Fly Fishing Line - Selecting the Right Line
Choosing the proper fly fishing line is based on the taper and the density of the fly fishing line . We will discuss each of the factors to help you decide which fishing line is best for you and the fly fishing you intend to do.
Generally start with floating line which will keep you on or just below the surface. As the need to fish deeper arises, you can move to sinking line or weight the leader on a floating line system. When you reach the limits of a line's effectiveness, you should switch to a different line density. You should also increase sinking-line density when there is an increase in current speed, rate of retrieve, or depth.
There are three types of taper designs on fly fishing lines.
- Weight Forward fly line starts out thin at the tip and gets thicker going back about thirty feet. This is one of the easiest lines to cast and is commonly used by beginners. This type of taper is also the most popular type of fly fishing line.

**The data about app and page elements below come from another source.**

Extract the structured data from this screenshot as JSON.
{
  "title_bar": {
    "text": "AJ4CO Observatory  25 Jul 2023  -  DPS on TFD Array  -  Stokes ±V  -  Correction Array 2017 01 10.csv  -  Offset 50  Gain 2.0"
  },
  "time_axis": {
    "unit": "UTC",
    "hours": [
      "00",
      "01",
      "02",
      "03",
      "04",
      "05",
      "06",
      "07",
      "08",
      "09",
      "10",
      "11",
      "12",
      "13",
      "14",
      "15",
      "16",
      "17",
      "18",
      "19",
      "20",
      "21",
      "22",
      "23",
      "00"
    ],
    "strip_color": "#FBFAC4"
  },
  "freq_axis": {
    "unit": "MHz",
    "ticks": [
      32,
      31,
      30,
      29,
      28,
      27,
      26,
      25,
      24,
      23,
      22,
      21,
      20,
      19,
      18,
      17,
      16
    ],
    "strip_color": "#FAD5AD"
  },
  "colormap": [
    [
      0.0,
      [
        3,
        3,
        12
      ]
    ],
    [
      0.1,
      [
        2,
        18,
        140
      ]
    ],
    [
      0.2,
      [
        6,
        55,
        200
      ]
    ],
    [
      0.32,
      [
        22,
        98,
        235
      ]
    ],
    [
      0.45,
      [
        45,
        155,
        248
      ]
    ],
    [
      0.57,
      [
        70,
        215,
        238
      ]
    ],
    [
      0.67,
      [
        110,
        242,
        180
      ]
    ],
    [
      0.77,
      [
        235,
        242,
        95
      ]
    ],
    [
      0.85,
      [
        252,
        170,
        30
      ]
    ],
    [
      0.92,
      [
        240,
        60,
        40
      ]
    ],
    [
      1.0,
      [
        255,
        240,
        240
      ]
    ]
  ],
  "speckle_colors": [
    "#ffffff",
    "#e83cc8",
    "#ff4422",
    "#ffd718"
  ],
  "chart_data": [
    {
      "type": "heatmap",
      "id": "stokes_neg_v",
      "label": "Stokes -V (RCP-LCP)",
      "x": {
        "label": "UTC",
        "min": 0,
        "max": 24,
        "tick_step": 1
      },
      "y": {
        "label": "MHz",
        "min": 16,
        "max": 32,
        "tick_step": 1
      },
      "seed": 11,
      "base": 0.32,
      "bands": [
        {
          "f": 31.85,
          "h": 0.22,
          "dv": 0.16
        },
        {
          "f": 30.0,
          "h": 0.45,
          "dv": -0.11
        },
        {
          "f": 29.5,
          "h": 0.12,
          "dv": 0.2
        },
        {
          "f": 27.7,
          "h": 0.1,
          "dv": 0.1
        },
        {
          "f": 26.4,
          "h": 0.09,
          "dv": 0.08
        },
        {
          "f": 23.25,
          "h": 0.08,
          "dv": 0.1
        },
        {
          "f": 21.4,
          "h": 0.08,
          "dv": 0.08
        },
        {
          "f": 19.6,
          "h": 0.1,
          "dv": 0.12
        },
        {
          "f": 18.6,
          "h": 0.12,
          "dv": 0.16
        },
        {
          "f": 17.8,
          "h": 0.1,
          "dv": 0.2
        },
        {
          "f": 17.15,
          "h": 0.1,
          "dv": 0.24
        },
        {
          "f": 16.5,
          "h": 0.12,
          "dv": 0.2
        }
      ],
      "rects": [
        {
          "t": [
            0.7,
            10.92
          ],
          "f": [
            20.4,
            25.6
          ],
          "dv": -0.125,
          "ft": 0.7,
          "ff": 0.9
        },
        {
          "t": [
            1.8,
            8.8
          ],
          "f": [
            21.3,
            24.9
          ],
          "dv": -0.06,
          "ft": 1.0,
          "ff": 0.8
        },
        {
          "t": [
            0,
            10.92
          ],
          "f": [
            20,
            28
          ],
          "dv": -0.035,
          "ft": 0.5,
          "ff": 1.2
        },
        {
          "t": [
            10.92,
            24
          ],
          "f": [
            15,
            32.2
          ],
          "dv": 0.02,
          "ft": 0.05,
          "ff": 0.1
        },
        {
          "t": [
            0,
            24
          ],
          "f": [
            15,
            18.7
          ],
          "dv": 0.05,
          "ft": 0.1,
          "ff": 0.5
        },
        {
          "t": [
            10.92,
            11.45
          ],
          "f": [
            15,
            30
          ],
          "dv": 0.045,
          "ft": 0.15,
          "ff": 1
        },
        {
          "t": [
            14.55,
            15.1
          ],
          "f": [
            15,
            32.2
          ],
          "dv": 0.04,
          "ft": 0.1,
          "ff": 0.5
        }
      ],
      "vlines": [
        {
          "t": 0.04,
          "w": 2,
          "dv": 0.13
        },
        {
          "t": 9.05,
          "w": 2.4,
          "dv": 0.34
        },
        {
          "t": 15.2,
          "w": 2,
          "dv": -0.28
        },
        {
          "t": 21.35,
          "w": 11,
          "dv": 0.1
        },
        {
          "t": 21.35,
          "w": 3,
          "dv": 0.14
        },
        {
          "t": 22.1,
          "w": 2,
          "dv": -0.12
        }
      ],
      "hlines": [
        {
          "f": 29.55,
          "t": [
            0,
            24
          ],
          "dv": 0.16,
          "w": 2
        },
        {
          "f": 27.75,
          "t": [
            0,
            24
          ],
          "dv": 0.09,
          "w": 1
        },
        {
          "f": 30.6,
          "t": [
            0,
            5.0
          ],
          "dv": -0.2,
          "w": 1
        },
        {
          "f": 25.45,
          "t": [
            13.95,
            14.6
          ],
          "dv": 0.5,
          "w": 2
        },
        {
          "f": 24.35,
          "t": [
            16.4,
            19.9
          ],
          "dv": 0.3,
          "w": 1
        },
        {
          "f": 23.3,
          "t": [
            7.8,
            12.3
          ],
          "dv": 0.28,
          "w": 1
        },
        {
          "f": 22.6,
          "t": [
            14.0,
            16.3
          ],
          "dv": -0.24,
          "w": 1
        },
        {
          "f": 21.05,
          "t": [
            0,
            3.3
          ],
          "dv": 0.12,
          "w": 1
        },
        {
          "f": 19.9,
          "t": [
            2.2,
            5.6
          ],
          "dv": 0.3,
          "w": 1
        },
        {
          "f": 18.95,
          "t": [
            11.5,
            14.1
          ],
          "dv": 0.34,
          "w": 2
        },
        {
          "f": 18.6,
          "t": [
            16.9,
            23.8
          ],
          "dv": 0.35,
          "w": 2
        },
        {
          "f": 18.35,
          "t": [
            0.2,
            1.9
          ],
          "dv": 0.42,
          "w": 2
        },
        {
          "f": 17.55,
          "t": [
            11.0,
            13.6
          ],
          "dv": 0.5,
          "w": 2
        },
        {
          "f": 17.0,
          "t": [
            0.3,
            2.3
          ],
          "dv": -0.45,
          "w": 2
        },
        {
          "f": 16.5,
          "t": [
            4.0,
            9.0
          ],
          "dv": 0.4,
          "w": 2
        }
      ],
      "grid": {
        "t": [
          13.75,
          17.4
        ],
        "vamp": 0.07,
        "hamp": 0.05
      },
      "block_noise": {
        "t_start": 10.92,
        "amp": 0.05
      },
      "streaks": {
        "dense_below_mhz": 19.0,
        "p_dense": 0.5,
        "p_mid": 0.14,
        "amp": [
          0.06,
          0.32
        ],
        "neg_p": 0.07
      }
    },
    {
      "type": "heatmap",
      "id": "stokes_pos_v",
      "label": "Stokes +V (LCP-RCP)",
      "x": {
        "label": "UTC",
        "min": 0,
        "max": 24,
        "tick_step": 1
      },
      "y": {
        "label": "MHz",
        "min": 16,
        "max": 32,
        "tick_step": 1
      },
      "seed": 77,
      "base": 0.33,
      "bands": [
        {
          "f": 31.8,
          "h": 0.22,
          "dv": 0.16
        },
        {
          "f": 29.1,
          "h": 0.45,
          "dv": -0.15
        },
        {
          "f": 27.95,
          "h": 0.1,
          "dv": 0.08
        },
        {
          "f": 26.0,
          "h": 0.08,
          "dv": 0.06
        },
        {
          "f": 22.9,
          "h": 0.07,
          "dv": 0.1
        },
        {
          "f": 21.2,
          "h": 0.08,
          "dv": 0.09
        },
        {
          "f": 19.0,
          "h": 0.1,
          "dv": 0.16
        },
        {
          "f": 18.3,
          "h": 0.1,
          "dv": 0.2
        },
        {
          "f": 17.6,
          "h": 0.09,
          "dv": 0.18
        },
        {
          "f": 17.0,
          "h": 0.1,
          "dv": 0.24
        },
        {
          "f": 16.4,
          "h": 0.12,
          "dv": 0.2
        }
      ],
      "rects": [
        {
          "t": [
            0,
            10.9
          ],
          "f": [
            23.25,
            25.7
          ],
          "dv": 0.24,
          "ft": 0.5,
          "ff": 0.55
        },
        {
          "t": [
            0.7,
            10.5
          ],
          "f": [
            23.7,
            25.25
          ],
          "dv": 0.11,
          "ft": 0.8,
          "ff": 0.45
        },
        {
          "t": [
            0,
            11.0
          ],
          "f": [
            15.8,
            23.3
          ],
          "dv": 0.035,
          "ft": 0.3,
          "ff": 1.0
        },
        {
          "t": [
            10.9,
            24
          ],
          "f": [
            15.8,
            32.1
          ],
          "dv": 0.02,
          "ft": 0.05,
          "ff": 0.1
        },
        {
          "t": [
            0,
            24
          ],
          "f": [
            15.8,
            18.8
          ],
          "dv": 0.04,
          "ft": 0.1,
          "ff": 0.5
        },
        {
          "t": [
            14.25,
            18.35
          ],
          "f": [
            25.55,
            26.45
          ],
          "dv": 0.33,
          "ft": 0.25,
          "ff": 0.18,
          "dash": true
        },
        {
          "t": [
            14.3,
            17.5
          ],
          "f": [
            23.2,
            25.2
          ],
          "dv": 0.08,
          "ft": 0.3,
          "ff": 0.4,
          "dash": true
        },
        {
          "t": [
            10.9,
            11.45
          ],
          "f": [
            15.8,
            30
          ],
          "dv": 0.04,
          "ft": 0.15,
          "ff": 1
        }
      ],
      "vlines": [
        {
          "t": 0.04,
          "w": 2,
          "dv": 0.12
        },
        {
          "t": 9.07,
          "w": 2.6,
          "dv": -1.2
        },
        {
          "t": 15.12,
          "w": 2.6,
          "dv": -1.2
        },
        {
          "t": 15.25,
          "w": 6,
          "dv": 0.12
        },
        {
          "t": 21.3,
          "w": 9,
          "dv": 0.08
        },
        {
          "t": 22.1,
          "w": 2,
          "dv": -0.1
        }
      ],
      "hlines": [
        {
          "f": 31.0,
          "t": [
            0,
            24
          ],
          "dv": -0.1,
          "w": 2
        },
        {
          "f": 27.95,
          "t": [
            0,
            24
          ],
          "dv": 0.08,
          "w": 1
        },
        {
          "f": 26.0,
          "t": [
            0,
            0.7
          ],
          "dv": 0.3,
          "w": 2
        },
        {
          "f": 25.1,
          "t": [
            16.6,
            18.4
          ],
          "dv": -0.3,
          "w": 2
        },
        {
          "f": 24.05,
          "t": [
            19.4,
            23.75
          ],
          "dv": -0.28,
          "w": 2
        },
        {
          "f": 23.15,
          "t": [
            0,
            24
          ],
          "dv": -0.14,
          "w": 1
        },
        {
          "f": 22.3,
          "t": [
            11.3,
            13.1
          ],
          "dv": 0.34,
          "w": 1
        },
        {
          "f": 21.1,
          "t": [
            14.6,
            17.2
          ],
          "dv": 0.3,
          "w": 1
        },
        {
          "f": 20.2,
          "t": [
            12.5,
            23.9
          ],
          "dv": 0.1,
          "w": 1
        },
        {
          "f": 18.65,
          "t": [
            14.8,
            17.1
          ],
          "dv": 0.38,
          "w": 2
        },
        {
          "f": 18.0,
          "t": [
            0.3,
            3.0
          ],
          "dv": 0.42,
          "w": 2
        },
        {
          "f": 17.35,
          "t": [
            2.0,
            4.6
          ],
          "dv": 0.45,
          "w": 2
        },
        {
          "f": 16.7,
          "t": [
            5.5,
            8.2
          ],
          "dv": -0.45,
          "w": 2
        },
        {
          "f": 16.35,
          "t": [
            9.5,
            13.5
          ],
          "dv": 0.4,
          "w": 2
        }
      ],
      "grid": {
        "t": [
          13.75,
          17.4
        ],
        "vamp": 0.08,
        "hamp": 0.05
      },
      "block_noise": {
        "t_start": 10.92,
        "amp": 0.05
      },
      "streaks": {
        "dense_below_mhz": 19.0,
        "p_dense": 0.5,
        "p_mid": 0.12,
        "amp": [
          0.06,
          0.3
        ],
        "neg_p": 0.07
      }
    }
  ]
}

- Double Taper line has a taper at both ends and is thicker through the center of the line. The Double Taper line is good for roll casting and works well in small streams and ponds. Since this line is tapered at both ends, you can reverse the line if one end gets damaged.
- Shooting Tapers are designed similar to the weighted forward fly line except they are lighter. These lighter fly fishing lines can be cast much farther than the previous two. These fly fishing lines are typically used by more experienced fisherman because the extra line can easily get tangled and is more difficult to manage.
Fly fishing lines come in different densities. The density of the fly line determines whether it is a floating line or sinking line. Here are characteristics of different density lines.
- Floating fly lines are the most popular fly line because they are the easiest to handle and work well for beginners.
- Sinking fly lines come in three different types.
- Sink tip fly line is very similar to the floating fly line. However, as the name implies, about 10 to 20 feet of the tip of this fly line sinks. The end section contains lead core or other dense material in the inner core to sink it.
- Intermediate weighted fly line sinks just below the surface of the water. This works well in small, shallow ponds or shallow streams. It’s also the saltwater fly fisherman’s choice for tarpon and other relatively shallow fish.
- Sinking fly line completely sinks. The entire line will sink, and each sinking fly line has a sink rate. This sink rate is typically in inches per second.
Here are the technical sinking classifications from 3M:
Intermediate/Type I – 1' - 2' depths. Ideal for trout, bass and panfish over shallow beds or just beneath the surface.
Type II – 2' - 4' depths. Excellent general sinking line, especially for fishing lakes with shallow to medium depths.
Type III – 3' - 7' depths. Quickly gets flies 3' to 7' deep.
Type IV & V – 10' - 20' depths. For deeper lakes and ocean-fishing.
Which is Right For You?
When purchasing fly line, you will see the density, weight and taper of the fishing line designated on the package. Remember the weight of the fly line must match your equipment. The rod, reel and line must all be the same weight. If your rod and reel are a 5 weight, then the fly fishing line must also be a 5. You may see a DT5F, the DT stands for double tapered, the 5 is the line weight which must match your gear and the F means it’s a floating line. WF5F is weight forward, number 5 - floating fly line. Now that you know what the abbreviations mean you will be able to choose the fly fishing line that best suits your purpose.
Note: It is acceptable in some circles to “overline” usually by one line weight. For example, in very windy conditions, some will use a #7 fly rod and use a #8 weight fly line for a little extra punch.
When in doubt, if you have a 5 weight fly rod, by Floating Weight Forward fly line for 5 wt. rod. This is the most versatile all around taper and density for many common fly fishing scenarios.